(Dataset excerpts)
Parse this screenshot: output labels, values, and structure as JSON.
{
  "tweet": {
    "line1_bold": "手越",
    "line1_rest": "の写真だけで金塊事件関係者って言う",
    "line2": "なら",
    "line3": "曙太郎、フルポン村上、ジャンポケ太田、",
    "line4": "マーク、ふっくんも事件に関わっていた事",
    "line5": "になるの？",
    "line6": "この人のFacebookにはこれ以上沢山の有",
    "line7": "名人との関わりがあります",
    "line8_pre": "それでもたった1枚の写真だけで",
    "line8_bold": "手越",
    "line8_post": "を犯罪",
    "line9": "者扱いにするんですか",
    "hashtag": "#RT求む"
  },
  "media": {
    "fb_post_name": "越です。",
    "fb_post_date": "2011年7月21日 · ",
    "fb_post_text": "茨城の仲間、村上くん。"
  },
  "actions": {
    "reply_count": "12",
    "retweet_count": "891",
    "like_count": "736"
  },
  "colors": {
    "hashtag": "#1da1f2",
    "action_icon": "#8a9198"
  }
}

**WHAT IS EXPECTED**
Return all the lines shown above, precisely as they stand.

**OUTPUT OF THE TASK**
Parse this screenshot: output labels, values, and structure as JSON.
{
  "tweet": {
    "line1_bold": "手越",
    "line1_rest": "の写真だけで金塊事件関係者って言う",
    "line2": "なら",
    "line3": "曙太郎、フルポン村上、ジャンポケ太田、",
    "line4": "マーク、ふっくんも事件に関わっていた事",
    "line5": "になるの？",
    "line6": "この人のFacebookにはこれ以上沢山の有",
    "line7": "名人との関わりがあります",
    "line8_pre": "それでもたった1枚の写真だけで",
    "line8_bold": "手越",
    "line8_post": "を犯罪",
    "line9": "者扱いにするんですか",
    "hashtag": "#RT求む"
  },
  "media": {
    "fb_post_name": "越です。",
    "fb_post_date": "2011年7月21日 · ",
    "fb_post_text": "茨城の仲間、村上くん。"
  },
  "actions": {
    "reply_count": "12",
    "retweet_count": "891",
    "like_count": "736"
  },
  "colors": {
    "hashtag": "#1da1f2",
    "action_icon": "#8a9198"
  }
}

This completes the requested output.